The task: With nothing left out, repeat every entry exactly.

Provided information:
▬▬▬▬▬▬▬▬▬▬
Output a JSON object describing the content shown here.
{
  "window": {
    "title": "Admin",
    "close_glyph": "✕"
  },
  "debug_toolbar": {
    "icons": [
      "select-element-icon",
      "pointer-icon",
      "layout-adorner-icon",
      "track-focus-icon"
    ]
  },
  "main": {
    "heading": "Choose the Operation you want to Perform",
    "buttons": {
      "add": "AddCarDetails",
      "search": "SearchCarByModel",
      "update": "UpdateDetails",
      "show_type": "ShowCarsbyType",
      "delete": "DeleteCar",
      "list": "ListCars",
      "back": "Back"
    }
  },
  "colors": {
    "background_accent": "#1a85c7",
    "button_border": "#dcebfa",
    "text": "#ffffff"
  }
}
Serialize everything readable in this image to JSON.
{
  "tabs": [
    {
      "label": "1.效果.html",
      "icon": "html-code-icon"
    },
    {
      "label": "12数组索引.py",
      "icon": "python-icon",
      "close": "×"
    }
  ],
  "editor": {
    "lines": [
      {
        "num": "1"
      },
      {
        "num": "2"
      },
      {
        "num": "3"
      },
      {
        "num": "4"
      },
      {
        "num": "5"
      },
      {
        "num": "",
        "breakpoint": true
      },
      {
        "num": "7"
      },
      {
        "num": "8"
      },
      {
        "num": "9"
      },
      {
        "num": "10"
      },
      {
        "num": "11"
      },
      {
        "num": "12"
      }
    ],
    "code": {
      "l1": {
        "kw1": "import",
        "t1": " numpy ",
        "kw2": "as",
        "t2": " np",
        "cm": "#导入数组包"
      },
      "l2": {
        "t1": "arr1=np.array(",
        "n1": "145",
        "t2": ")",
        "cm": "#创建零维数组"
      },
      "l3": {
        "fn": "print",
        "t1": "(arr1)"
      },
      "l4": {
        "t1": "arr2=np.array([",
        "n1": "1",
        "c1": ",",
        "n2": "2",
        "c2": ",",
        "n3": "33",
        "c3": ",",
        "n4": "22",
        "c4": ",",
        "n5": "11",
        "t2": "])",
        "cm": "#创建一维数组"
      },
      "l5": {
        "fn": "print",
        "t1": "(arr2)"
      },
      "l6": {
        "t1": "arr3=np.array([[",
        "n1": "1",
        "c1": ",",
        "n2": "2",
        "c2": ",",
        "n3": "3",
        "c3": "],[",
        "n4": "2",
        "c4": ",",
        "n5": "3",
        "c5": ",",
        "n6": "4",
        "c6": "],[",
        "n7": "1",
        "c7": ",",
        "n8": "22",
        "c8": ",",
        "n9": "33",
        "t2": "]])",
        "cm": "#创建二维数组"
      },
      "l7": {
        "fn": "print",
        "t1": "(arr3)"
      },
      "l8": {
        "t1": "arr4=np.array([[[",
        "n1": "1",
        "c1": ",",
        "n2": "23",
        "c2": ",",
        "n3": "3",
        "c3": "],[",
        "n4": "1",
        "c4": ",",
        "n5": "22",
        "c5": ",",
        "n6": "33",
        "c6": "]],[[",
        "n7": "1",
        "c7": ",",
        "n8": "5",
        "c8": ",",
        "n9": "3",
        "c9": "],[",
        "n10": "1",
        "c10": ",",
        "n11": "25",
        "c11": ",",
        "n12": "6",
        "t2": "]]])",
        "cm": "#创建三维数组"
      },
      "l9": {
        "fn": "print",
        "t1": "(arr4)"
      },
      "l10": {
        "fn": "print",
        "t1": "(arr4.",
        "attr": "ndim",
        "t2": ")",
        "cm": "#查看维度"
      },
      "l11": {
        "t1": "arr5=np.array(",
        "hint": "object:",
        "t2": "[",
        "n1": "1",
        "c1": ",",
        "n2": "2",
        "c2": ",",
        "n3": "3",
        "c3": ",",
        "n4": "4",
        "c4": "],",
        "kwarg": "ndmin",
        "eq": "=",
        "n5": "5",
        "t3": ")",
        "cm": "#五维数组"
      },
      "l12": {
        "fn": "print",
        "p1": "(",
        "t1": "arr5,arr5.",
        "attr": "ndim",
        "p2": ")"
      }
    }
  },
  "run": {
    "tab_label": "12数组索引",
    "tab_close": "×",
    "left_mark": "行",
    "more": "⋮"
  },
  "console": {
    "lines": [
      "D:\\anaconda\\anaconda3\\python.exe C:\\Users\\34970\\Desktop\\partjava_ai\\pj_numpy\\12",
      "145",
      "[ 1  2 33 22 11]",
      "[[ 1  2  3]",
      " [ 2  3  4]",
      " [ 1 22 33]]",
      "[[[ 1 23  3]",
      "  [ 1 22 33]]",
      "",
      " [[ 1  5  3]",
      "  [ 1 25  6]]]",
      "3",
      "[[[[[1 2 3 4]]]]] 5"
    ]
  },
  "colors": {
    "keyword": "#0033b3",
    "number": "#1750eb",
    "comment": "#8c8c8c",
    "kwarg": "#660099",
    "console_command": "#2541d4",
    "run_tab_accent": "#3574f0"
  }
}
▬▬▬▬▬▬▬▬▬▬
Exercise answer:
Output a JSON object describing the content shown here.
{
  "window": {
    "title": "Admin",
    "close_glyph": "✕"
  },
  "debug_toolbar": {
    "icons": [
      "select-element-icon",
      "pointer-icon",
      "layout-adorner-icon",
      "track-focus-icon"
    ]
  },
  "main": {
    "heading": "Choose the Operation you want to Perform",
    "buttons": {
      "add": "AddCarDetails",
      "search": "SearchCarByModel",
      "update": "UpdateDetails",
      "show_type": "ShowCarsbyType",
      "delete": "DeleteCar",
      "list": "ListCars",
      "back": "Back"
    }
  },
  "colors": {
    "background_accent": "#1a85c7",
    "button_border": "#dcebfa",
    "text": "#ffffff"
  }
}
Serialize everything readable in this image to JSON.
{
  "tabs": [
    {
      "label": "1.效果.html",
      "icon": "html-code-icon"
    },
    {
      "label": "12数组索引.py",
      "icon": "python-icon",
      "close": "×"
    }
  ],
  "editor": {
    "lines": [
      {
        "num": "1"
      },
      {
        "num": "2"
      },
      {
        "num": "3"
      },
      {
        "num": "4"
      },
      {
        "num": "5"
      },
      {
        "num": "",
        "breakpoint": true
      },
      {
        "num": "7"
      },
      {
        "num": "8"
      },
      {
        "num": "9"
      },
      {
        "num": "10"
      },
      {
        "num": "11"
      },
      {
        "num": "12"
      }
    ],
    "code": {
      "l1": {
        "kw1": "import",
        "t1": " numpy ",
        "kw2": "as",
        "t2": " np",
        "cm": "#导入数组包"
      },
      "l2": {
        "t1": "arr1=np.array(",
        "n1": "145",
        "t2": ")",
        "cm": "#创建零维数组"
      },
      "l3": {
        "fn": "print",
        "t1": "(arr1)"
      },
      "l4": {
        "t1": "arr2=np.array([",
        "n1": "1",
        "c1": ",",
        "n2": "2",
        "c2": ",",
        "n3": "33",
        "c3": ",",
        "n4": "22",
        "c4": ",",
        "n5": "11",
        "t2": "])",
        "cm": "#创建一维数组"
      },
      "l5": {
        "fn": "print",
        "t1": "(arr2)"
      },
      "l6": {
        "t1": "arr3=np.array([[",
        "n1": "1",
        "c1": ",",
        "n2": "2",
        "c2": ",",
        "n3": "3",
        "c3": "],[",
        "n4": "2",
        "c4": ",",
        "n5": "3",
        "c5": ",",
        "n6": "4",
        "c6": "],[",
        "n7": "1",
        "c7": ",",
        "n8": "22",
        "c8": ",",
        "n9": "33",
        "t2": "]])",
        "cm": "#创建二维数组"
      },
      "l7": {
        "fn": "print",
        "t1": "(arr3)"
      },
      "l8": {
        "t1": "arr4=np.array([[[",
        "n1": "1",
        "c1": ",",
        "n2": "23",
        "c2": ",",
        "n3": "3",
        "c3": "],[",
        "n4": "1",
        "c4": ",",
        "n5": "22",
        "c5": ",",
        "n6": "33",
        "c6": "]],[[",
        "n7": "1",
        "c7": ",",
        "n8": "5",
        "c8": ",",
        "n9": "3",
        "c9": "],[",
        "n10": "1",
        "c10": ",",
        "n11": "25",
        "c11": ",",
        "n12": "6",
        "t2": "]]])",
        "cm": "#创建三维数组"
      },
      "l9": {
        "fn": "print",
        "t1": "(arr4)"
      },
      "l10": {
        "fn": "print",
        "t1": "(arr4.",
        "attr": "ndim",
        "t2": ")",
        "cm": "#查看维度"
      },
      "l11": {
        "t1": "arr5=np.array(",
        "hint": "object:",
        "t2": "[",
        "n1": "1",
        "c1": ",",
        "n2": "2",
        "c2": ",",
        "n3": "3",
        "c3": ",",
        "n4": "4",
        "c4": "],",
        "kwarg": "ndmin",
        "eq": "=",
        "n5": "5",
        "t3": ")",
        "cm": "#五维数组"
      },
      "l12": {
        "fn": "print",
        "p1": "(",
        "t1": "arr5,arr5.",
        "attr": "ndim",
        "p2": ")"
      }
    }
  },
  "run": {
    "tab_label": "12数组索引",
    "tab_close": "×",
    "left_mark": "行",
    "more": "⋮"
  },
  "console": {
    "lines": [
      "D:\\anaconda\\anaconda3\\python.exe C:\\Users\\34970\\Desktop\\partjava_ai\\pj_numpy\\12",
      "145",
      "[ 1  2 33 22 11]",
      "[[ 1  2  3]",
      " [ 2  3  4]",
      " [ 1 22 33]]",
      "[[[ 1 23  3]",
      "  [ 1 22 33]]",
      "",
      " [[ 1  5  3]",
      "  [ 1 25  6]]]",
      "3",
      "[[[[[1 2 3 4]]]]] 5"
    ]
  },
  "colors": {
    "keyword": "#0033b3",
    "number": "#1750eb",
    "comment": "#8c8c8c",
    "kwarg": "#660099",
    "console_command": "#2541d4",
    "run_tab_accent": "#3574f0"
  }
}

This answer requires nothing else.